If I am taking magnesium sulfate, will it be more difficult to get pregnant?

There is no available information on the effect of magnesium sulfate on male or female fertility.

If I am taking magnesium sulfate, what should I know?

The short-term use of magnesium sulfate is expected to pose a low risk of harm to an infant. Long-term use of magnesium sulfate can increase the risk of bone abnormalities in the baby. The administration of magnesium sulfate close to the time of delivery can increase the risk of temporary neurologic/respiratory depression or loss of muscle tone. Magnesium sulfate is considered compatible with breastfeeding. Caution is recommended in women using this medication while breastfeeding babies.

If I am taking any medication, what should I know?

This report provides a summary of available information about the use of magnesium sulfate during pregnancy and breastfeeding. Content is from the product label unless otherwise indicated.

You may find Pregistry's expert report about preeclampsia here, our report about constipation here, and reports about various other health conditions as well as the individual medications used to treat them here.   Additional information can also be found in the resources below. 

For more information about magnesium sulfate during and after pregnancy, contact http://www.womenshealth.gov/ (800-994-9662 [TDD: 888-220-5446]) or check the following links:

ACOG: Preeclampsia and Hypertension in Pregnancy: Resource Overview.

U.S. Food and Drug Administration: FDA Recommends Against Prolonged Use of Magnesium Sulfate to Stop Preterm Labor Due to Bone Changes in Exposed Babies.

ACOG: Magnesium sulfate use in obstetrics.

Read the whole report
Last Updated: 27-04-2019
General information

It is very common for women to worry about having a miscarriage or giving birth to a child with a birth defect while they are pregnant. Many decisions that women make about their health during pregnancy are made with these concerns in mind.

For many women these concerns are very real. As many as 1 in 5 pregnancies end in a miscarriage, and 1 in 33 babies are born with a birth defect. These rates are considered the background population risk, which means they do not take into consideration anything about the health of the mom, the medications she is taking, or the family history of the mom or the baby’s dad.
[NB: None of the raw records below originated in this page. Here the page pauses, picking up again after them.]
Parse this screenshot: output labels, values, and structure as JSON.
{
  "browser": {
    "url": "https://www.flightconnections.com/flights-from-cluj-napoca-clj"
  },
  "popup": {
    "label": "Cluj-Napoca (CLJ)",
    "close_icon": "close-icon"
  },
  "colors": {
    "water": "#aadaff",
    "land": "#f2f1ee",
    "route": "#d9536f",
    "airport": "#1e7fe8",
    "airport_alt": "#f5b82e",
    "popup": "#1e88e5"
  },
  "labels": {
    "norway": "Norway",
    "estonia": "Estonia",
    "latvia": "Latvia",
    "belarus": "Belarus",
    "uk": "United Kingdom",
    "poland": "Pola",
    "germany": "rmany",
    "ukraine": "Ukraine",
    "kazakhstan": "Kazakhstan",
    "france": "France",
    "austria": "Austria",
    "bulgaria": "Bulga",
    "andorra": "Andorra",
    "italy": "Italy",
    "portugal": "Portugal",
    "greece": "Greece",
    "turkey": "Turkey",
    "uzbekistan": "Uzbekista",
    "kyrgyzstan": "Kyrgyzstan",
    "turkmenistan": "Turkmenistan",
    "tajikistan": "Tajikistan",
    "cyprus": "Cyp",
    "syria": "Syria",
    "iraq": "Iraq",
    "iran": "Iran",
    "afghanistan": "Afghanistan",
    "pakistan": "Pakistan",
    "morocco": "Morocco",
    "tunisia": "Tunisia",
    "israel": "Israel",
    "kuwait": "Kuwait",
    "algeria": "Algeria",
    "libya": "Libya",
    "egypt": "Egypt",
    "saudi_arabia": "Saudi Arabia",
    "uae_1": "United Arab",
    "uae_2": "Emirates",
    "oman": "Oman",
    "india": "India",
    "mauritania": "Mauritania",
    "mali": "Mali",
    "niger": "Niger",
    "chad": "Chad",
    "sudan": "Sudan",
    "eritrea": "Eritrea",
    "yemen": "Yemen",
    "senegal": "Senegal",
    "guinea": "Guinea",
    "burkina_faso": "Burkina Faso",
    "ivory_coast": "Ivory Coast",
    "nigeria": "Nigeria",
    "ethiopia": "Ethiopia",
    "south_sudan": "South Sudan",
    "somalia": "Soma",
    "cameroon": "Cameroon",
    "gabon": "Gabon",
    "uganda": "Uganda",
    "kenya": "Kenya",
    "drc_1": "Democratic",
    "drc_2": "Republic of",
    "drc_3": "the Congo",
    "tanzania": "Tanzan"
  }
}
A number of different things can increase these risks, including taking certain medications during pregnancy.

It is known that most medications, including over-the-counter medications, taken during pregnancy do get passed on to the baby. Fortunately, most medicines are not harmful to the baby and can be safely taken during pregnancy. But there are some that are known to be harmful to a baby’s normal development and growth, especially when they are taken during certain times of the pregnancy. Because of this, it is important to talk with your doctor or midwife about any medications you are taking, ideally before you even try to get pregnant.

If a doctor other than the one caring for your pregnancy recommends that you start a new medicine while you are pregnant, it is important that you let them know you are pregnant.

If you do need to take a new medication while pregnant, it is important to discuss the possible risks the medicine may pose on your pregnancy with your doctor or midwife. They can help you understand the benefits and the risks of taking the medicine.

Ultimately, the decision to start, stop, or change medications during pregnancy is up to you to make, along with input from your doctor or midwife. If you do take medications during pregnancy, be sure to keep track of all the medications you are taking.